Hailing from Michigan and boasting iconic automobile manufacturer Henry Ford among his friends, George Kingston made his way to Kokomo in 1900, where he worked as a pattern marker for the Ford and Donnelly Foundry.
Already possessing a wealth of knowledge and creative spunk, Kingston took what he learned at the foundry, which is credited with creating the first aluminum casting in 1895, and applied it to the automotive world.
After tinkering with new ideas at the foundry, in 1902 he developed the Kingston carburetor, and a year later, with financial backing from Charles Byrne and James Ryan, created the Byrne and Kingston Company, which began to mass produce carburetors for Ford’s Model T, as well as an assortment of other automotive devices.
It quickly grew into one of the world’s largest producers of carburetors and eventually merged with Kokomo Brass and Kokomo Electric to create Kingston Products. The company operated in Kokomo until 1989.
Kingston’s industry innovations made him a wealthy man, and in 1914, he purchased the Seiberling Mansion as his family’s residence.

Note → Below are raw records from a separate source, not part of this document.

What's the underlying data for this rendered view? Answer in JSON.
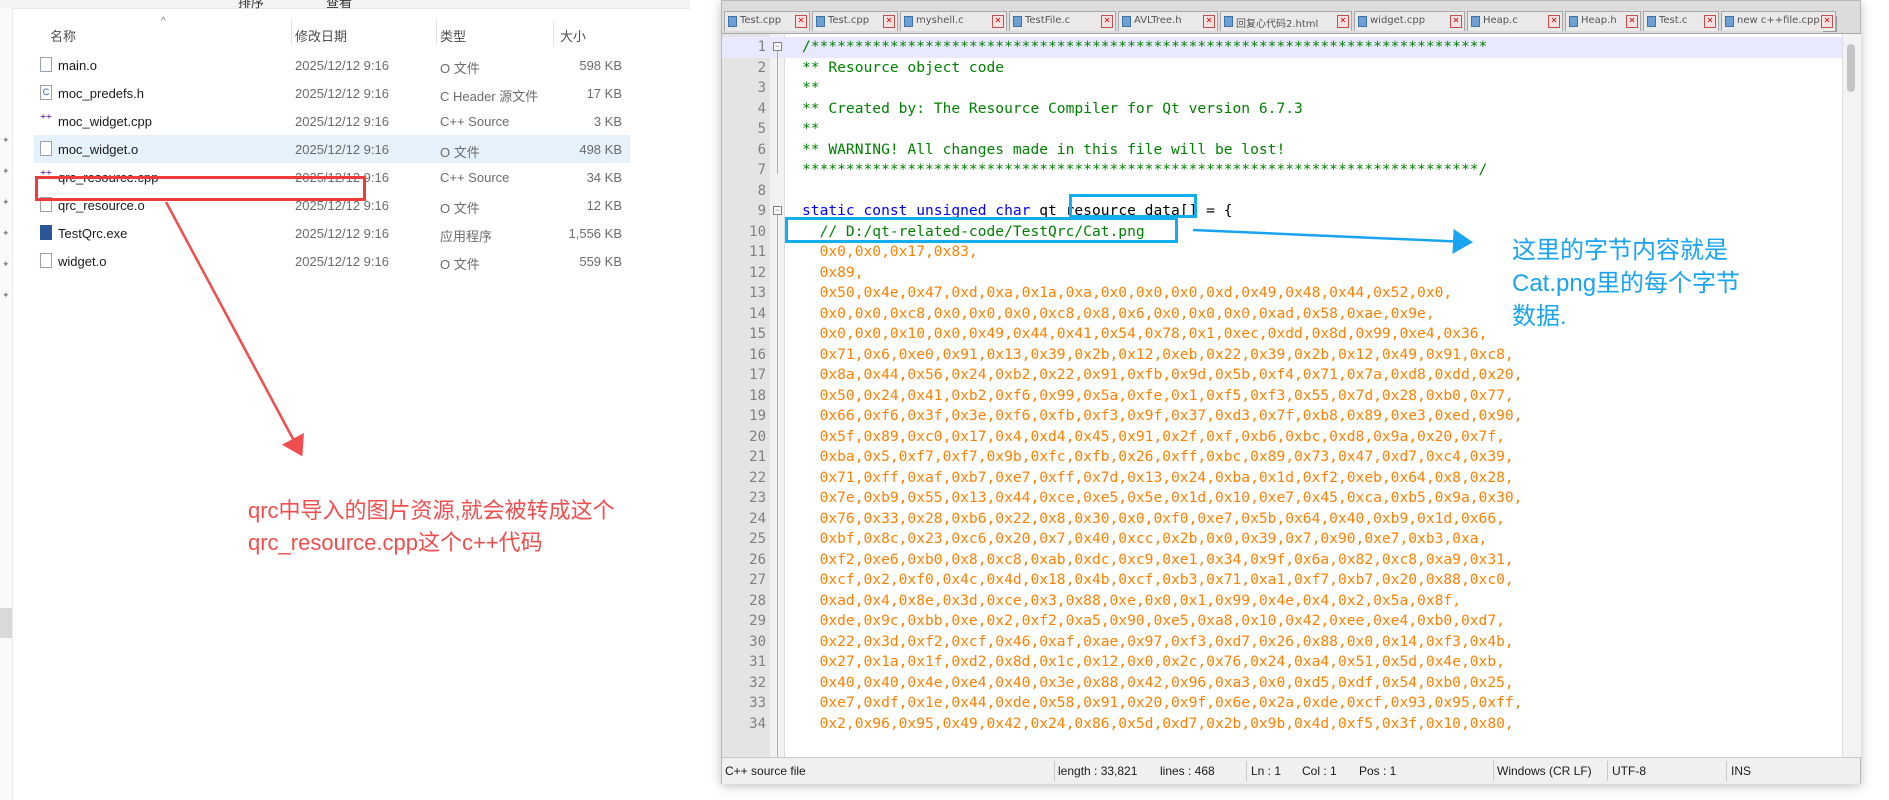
{
  "explorer": {
    "toolbar": {
      "sort_label": "排序",
      "view_label": "查看"
    },
    "columns": {
      "name": "名称",
      "date": "修改日期",
      "type": "类型",
      "size": "大小"
    },
    "files": [
      {
        "name": "main.o",
        "date": "2025/12/12 9:16",
        "type": "O 文件",
        "size": "598 KB",
        "icon": "file-icon"
      },
      {
        "name": "moc_predefs.h",
        "date": "2025/12/12 9:16",
        "type": "C Header 源文件",
        "size": "17 KB",
        "icon": "header-file-icon"
      },
      {
        "name": "moc_widget.cpp",
        "date": "2025/12/12 9:16",
        "type": "C++ Source",
        "size": "3 KB",
        "icon": "cpp-file-icon"
      },
      {
        "name": "moc_widget.o",
        "date": "2025/12/12 9:16",
        "type": "O 文件",
        "size": "498 KB",
        "icon": "file-icon",
        "selected": true
      },
      {
        "name": "qrc_resource.cpp",
        "date": "2025/12/12 9:16",
        "type": "C++ Source",
        "size": "34 KB",
        "icon": "cpp-file-icon"
      },
      {
        "name": "qrc_resource.o",
        "date": "2025/12/12 9:16",
        "type": "O 文件",
        "size": "12 KB",
        "icon": "file-icon"
      },
      {
        "name": "TestQrc.exe",
        "date": "2025/12/12 9:16",
        "type": "应用程序",
        "size": "1,556 KB",
        "icon": "exe-icon"
      },
      {
        "name": "widget.o",
        "date": "2025/12/12 9:16",
        "type": "O 文件",
        "size": "559 KB",
        "icon": "file-icon"
      }
    ]
  },
  "annotations": {
    "red_note": "qrc中导入的图片资源,就会被转成这个\nqrc_resource.cpp这个c++代码",
    "blue_note": "这里的字节内容就是\nCat.png里的每个字节\n数据.",
    "red_color": "#f04e4e",
    "blue_color": "#19a4f1"
  },
  "editor": {
    "tabs": [
      "Test.cpp",
      "Test.cpp",
      "myshell.c",
      "TestFile.c",
      "AVLTree.h",
      "回复心代码2.html",
      "widget.cpp",
      "Heap.c",
      "Heap.h",
      "Test.c",
      "new c++file.cpp"
    ],
    "lines": [
      {
        "n": "1",
        "t": "c-com",
        "s": "/*****************************************************************************"
      },
      {
        "n": "2",
        "t": "c-com",
        "s": "** Resource object code"
      },
      {
        "n": "3",
        "t": "c-com",
        "s": "**"
      },
      {
        "n": "4",
        "t": "c-com",
        "s": "** Created by: The Resource Compiler for Qt version 6.7.3"
      },
      {
        "n": "5",
        "t": "c-com",
        "s": "**"
      },
      {
        "n": "6",
        "t": "c-com",
        "s": "** WARNING! All changes made in this file will be lost!"
      },
      {
        "n": "7",
        "t": "c-com",
        "s": "*****************************************************************************/"
      },
      {
        "n": "8",
        "t": "c-txt",
        "s": ""
      },
      {
        "n": "9",
        "t": "decl",
        "s": "static const unsigned char qt_resource_data[] = {"
      },
      {
        "n": "10",
        "t": "c-com",
        "s": "  // D:/qt-related-code/TestQrc/Cat.png"
      },
      {
        "n": "11",
        "t": "c-num",
        "s": "  0x0,0x0,0x17,0x83,"
      },
      {
        "n": "12",
        "t": "c-num",
        "s": "  0x89,"
      },
      {
        "n": "13",
        "t": "c-num",
        "s": "  0x50,0x4e,0x47,0xd,0xa,0x1a,0xa,0x0,0x0,0x0,0xd,0x49,0x48,0x44,0x52,0x0,"
      },
      {
        "n": "14",
        "t": "c-num",
        "s": "  0x0,0x0,0xc8,0x0,0x0,0x0,0xc8,0x8,0x6,0x0,0x0,0x0,0xad,0x58,0xae,0x9e,"
      },
      {
        "n": "15",
        "t": "c-num",
        "s": "  0x0,0x0,0x10,0x0,0x49,0x44,0x41,0x54,0x78,0x1,0xec,0xdd,0x8d,0x99,0xe4,0x36,"
      },
      {
        "n": "16",
        "t": "c-num",
        "s": "  0x71,0x6,0xe0,0x91,0x13,0x39,0x2b,0x12,0xeb,0x22,0x39,0x2b,0x12,0x49,0x91,0xc8,"
      },
      {
        "n": "17",
        "t": "c-num",
        "s": "  0x8a,0x44,0x56,0x24,0xb2,0x22,0x91,0xfb,0x9d,0x5b,0xf4,0x71,0x7a,0xd8,0xdd,0x20,"
      },
      {
        "n": "18",
        "t": "c-num",
        "s": "  0x50,0x24,0x41,0xb2,0xf6,0x99,0x5a,0xfe,0x1,0xf5,0xf3,0x55,0x7d,0x28,0xb0,0x77,"
      },
      {
        "n": "19",
        "t": "c-num",
        "s": "  0x66,0xf6,0x3f,0x3e,0xf6,0xfb,0xf3,0x9f,0x37,0xd3,0x7f,0xb8,0x89,0xe3,0xed,0x90,"
      },
      {
        "n": "20",
        "t": "c-num",
        "s": "  0x5f,0x89,0xc0,0x17,0x4,0xd4,0x45,0x91,0x2f,0xf,0xb6,0xbc,0xd8,0x9a,0x20,0x7f,"
      },
      {
        "n": "21",
        "t": "c-num",
        "s": "  0xba,0x5,0xf7,0xf7,0x9b,0xfc,0xfb,0x26,0xff,0xbc,0x89,0x73,0x47,0xd7,0xc4,0x39,"
      },
      {
        "n": "22",
        "t": "c-num",
        "s": "  0x71,0xff,0xaf,0xb7,0xe7,0xff,0x7d,0x13,0x24,0xba,0x1d,0xf2,0xeb,0x64,0x8,0x28,"
      },
      {
        "n": "23",
        "t": "c-num",
        "s": "  0x7e,0xb9,0x55,0x13,0x44,0xce,0xe5,0x5e,0x1d,0x10,0xe7,0x45,0xca,0xb5,0x9a,0x30,"
      },
      {
        "n": "24",
        "t": "c-num",
        "s": "  0x76,0x33,0x28,0xb6,0x22,0x8,0x30,0x0,0xf0,0xe7,0x5b,0x64,0x40,0xb9,0x1d,0x66,"
      },
      {
        "n": "25",
        "t": "c-num",
        "s": "  0xbf,0x8c,0x23,0xc6,0x20,0x7,0x40,0xcc,0x2b,0x0,0x39,0x7,0x90,0xe7,0xb3,0xa,"
      },
      {
        "n": "26",
        "t": "c-num",
        "s": "  0xf2,0xe6,0xb0,0x8,0xc8,0xab,0xdc,0xc9,0xe1,0x34,0x9f,0x6a,0x82,0xc8,0xa9,0x31,"
      },
      {
        "n": "27",
        "t": "c-num",
        "s": "  0xcf,0x2,0xf0,0x4c,0x4d,0x18,0x4b,0xcf,0xb3,0x71,0xa1,0xf7,0xb7,0x20,0x88,0xc0,"
      },
      {
        "n": "28",
        "t": "c-num",
        "s": "  0xad,0x4,0x8e,0x3d,0xce,0x3,0x88,0xe,0x0,0x1,0x99,0x4e,0x4,0x2,0x5a,0x8f,"
      },
      {
        "n": "29",
        "t": "c-num",
        "s": "  0xde,0x9c,0xbb,0xe,0x2,0xf2,0xa5,0x90,0xe5,0xa8,0x10,0x42,0xee,0xe4,0xb0,0xd7,"
      },
      {
        "n": "30",
        "t": "c-num",
        "s": "  0x22,0x3d,0xf2,0xcf,0x46,0xaf,0xae,0x97,0xf3,0xd7,0x26,0x88,0x0,0x14,0xf3,0x4b,"
      },
      {
        "n": "31",
        "t": "c-num",
        "s": "  0x27,0x1a,0x1f,0xd2,0x8d,0x1c,0x12,0x0,0x2c,0x76,0x24,0xa4,0x51,0x5d,0x4e,0xb,"
      },
      {
        "n": "32",
        "t": "c-num",
        "s": "  0x40,0x40,0x4e,0xe4,0x40,0x3e,0x88,0x42,0x96,0xa3,0x0,0xd5,0xdf,0x54,0xb0,0x25,"
      },
      {
        "n": "33",
        "t": "c-num",
        "s": "  0xe7,0xdf,0x1e,0x44,0xde,0x58,0x91,0x20,0x9f,0x6e,0x2a,0xde,0xcf,0x93,0x95,0xff,"
      },
      {
        "n": "34",
        "t": "c-num",
        "s": "  0x2,0x96,0x95,0x49,0x42,0x24,0x86,0x5d,0xd7,0x2b,0x9b,0x4d,0xf5,0x3f,0x10,0x80,"
      }
    ],
    "declaration": {
      "kw": "static const unsigned char",
      "name": " qt_resource_data[] = {"
    }
  },
  "statusbar": {
    "filetype": "C++ source file",
    "length": "length : 33,821",
    "lines": "lines : 468",
    "ln": "Ln : 1",
    "col": "Col : 1",
    "pos": "Pos : 1",
    "eol": "Windows (CR LF)",
    "encoding": "UTF-8",
    "mode": "INS"
  }
}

The family sold the Seiberling to Indiana University after Kingston’s death in 1946.